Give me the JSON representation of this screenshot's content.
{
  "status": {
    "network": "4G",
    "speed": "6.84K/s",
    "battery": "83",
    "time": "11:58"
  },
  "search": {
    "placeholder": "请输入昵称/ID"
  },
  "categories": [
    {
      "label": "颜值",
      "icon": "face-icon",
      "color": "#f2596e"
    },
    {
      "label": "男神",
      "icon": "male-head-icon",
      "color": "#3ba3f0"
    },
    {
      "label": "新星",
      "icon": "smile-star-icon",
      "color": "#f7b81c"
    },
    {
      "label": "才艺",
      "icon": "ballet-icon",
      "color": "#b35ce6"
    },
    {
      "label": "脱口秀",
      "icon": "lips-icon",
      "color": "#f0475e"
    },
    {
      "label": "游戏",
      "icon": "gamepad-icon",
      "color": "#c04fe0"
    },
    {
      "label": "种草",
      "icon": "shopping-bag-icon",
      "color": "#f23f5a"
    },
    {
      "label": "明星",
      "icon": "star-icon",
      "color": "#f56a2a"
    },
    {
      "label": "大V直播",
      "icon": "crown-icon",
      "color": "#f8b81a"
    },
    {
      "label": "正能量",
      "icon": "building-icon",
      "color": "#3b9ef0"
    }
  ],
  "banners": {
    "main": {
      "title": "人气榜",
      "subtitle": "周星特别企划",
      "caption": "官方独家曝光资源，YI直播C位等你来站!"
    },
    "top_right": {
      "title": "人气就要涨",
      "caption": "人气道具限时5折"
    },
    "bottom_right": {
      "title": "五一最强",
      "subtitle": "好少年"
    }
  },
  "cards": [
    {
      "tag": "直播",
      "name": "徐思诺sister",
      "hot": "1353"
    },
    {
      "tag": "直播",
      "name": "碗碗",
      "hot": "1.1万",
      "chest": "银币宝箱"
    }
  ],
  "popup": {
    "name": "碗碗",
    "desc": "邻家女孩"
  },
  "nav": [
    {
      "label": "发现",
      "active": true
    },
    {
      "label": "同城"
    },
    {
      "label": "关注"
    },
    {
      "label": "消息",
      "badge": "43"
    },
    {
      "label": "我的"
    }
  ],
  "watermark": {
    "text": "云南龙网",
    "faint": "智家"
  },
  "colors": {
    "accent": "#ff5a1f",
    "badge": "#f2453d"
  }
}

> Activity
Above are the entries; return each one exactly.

> Solved problem
Give me the JSON representation of this screenshot's content.
{
  "status": {
    "network": "4G",
    "speed": "6.84K/s",
    "battery": "83",
    "time": "11:58"
  },
  "search": {
    "placeholder": "请输入昵称/ID"
  },
  "categories": [
    {
      "label": "颜值",
      "icon": "face-icon",
      "color": "#f2596e"
    },
    {
      "label": "男神",
      "icon": "male-head-icon",
      "color": "#3ba3f0"
    },
    {
      "label": "新星",
      "icon": "smile-star-icon",
      "color": "#f7b81c"
    },
    {
      "label": "才艺",
      "icon": "ballet-icon",
      "color": "#b35ce6"
    },
    {
      "label": "脱口秀",
      "icon": "lips-icon",
      "color": "#f0475e"
    },
    {
      "label": "游戏",
      "icon": "gamepad-icon",
      "color": "#c04fe0"
    },
    {
      "label": "种草",
      "icon": "shopping-bag-icon",
      "color": "#f23f5a"
    },
    {
      "label": "明星",
      "icon": "star-icon",
      "color": "#f56a2a"
    },
    {
      "label": "大V直播",
      "icon": "crown-icon",
      "color": "#f8b81a"
    },
    {
      "label": "正能量",
      "icon": "building-icon",
      "color": "#3b9ef0"
    }
  ],
  "banners": {
    "main": {
      "title": "人气榜",
      "subtitle": "周星特别企划",
      "caption": "官方独家曝光资源，YI直播C位等你来站!"
    },
    "top_right": {
      "title": "人气就要涨",
      "caption": "人气道具限时5折"
    },
    "bottom_right": {
      "title": "五一最强",
      "subtitle": "好少年"
    }
  },
  "cards": [
    {
      "tag": "直播",
      "name": "徐思诺sister",
      "hot": "1353"
    },
    {
      "tag": "直播",
      "name": "碗碗",
      "hot": "1.1万",
      "chest": "银币宝箱"
    }
  ],
  "popup": {
    "name": "碗碗",
    "desc": "邻家女孩"
  },
  "nav": [
    {
      "label": "发现",
      "active": true
    },
    {
      "label": "同城"
    },
    {
      "label": "关注"
    },
    {
      "label": "消息",
      "badge": "43"
    },
    {
      "label": "我的"
    }
  ],
  "watermark": {
    "text": "云南龙网",
    "faint": "智家"
  },
  "colors": {
    "accent": "#ff5a1f",
    "badge": "#f2453d"
  }
}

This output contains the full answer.